*Required action*.
Nothing but the lines from the one containing "Enumerate this screenshot's text" through the last line of the records below should be copied, exactly and without pictures.
⟨
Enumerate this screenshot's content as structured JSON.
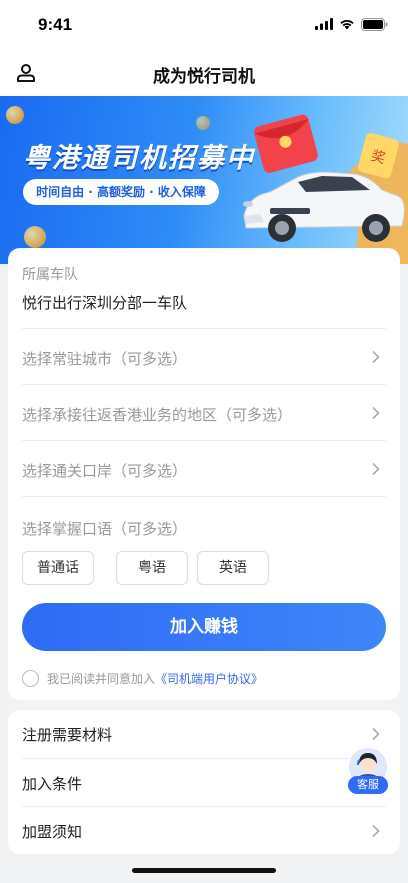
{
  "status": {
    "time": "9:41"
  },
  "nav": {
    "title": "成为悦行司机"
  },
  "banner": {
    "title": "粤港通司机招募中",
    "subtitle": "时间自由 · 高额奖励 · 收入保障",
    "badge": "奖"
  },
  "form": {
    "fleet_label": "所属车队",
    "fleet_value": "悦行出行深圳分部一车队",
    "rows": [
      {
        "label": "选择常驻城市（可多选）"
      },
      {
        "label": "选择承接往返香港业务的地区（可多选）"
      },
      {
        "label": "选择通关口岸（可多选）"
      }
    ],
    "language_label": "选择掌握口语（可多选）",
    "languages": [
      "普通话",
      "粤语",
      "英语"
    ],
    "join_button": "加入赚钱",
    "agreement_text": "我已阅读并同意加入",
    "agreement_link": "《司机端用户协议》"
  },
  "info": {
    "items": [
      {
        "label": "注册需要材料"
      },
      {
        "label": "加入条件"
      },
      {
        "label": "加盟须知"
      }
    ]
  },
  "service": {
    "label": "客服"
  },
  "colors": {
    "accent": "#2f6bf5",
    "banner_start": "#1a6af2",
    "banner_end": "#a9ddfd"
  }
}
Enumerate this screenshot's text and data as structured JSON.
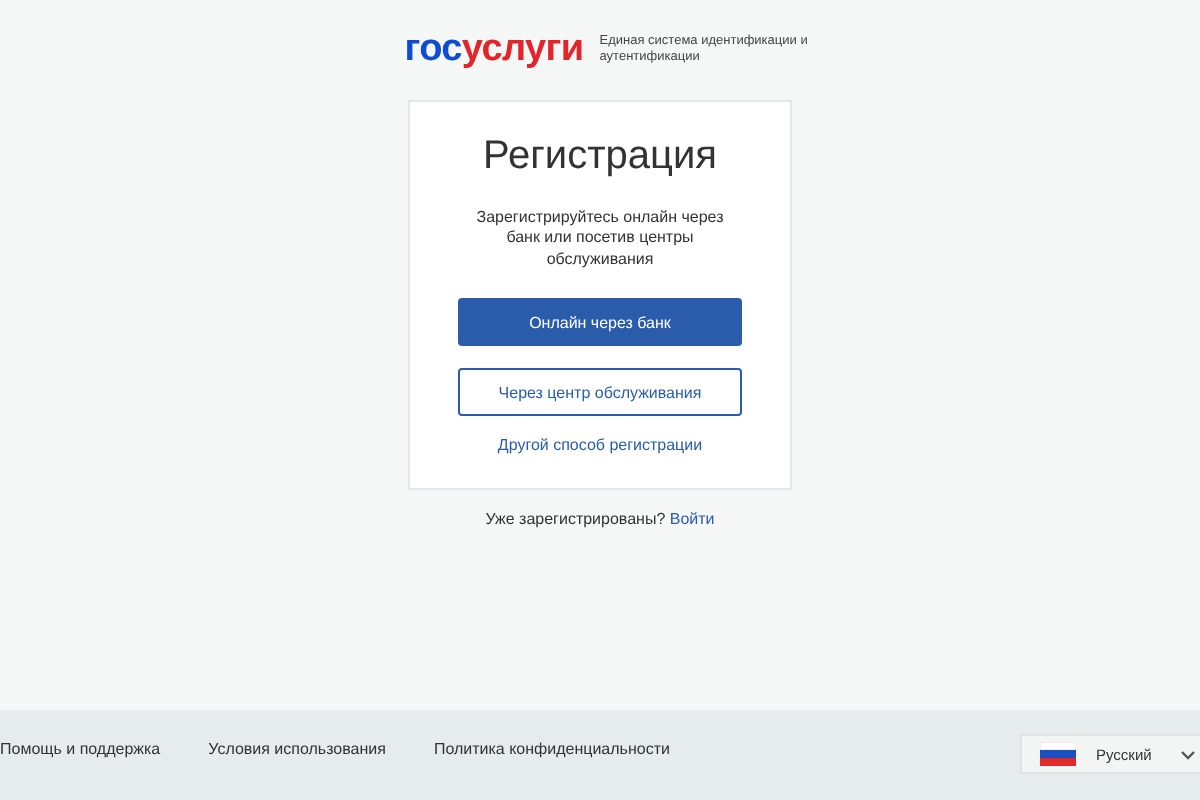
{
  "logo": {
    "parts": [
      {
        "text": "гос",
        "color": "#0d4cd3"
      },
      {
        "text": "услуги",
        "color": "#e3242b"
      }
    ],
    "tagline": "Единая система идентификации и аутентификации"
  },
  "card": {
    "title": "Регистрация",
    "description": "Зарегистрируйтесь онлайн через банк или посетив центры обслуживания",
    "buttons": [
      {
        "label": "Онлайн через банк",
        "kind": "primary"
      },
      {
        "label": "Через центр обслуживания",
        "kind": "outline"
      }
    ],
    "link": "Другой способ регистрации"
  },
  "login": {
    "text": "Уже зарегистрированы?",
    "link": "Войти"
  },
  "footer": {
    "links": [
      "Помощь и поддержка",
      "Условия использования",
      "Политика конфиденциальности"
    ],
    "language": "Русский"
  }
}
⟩
*Answer to the problem*.
Enumerate this screenshot's text and data as structured JSON.
{
  "logo": {
    "parts": [
      {
        "text": "гос",
        "color": "#0d4cd3"
      },
      {
        "text": "услуги",
        "color": "#e3242b"
      }
    ],
    "tagline": "Единая система идентификации и аутентификации"
  },
  "card": {
    "title": "Регистрация",
    "description": "Зарегистрируйтесь онлайн через банк или посетив центры обслуживания",
    "buttons": [
      {
        "label": "Онлайн через банк",
        "kind": "primary"
      },
      {
        "label": "Через центр обслуживания",
        "kind": "outline"
      }
    ],
    "link": "Другой способ регистрации"
  },
  "login": {
    "text": "Уже зарегистрированы?",
    "link": "Войти"
  },
  "footer": {
    "links": [
      "Помощь и поддержка",
      "Условия использования",
      "Политика конфиденциальности"
    ],
    "language": "Русский"
  }
}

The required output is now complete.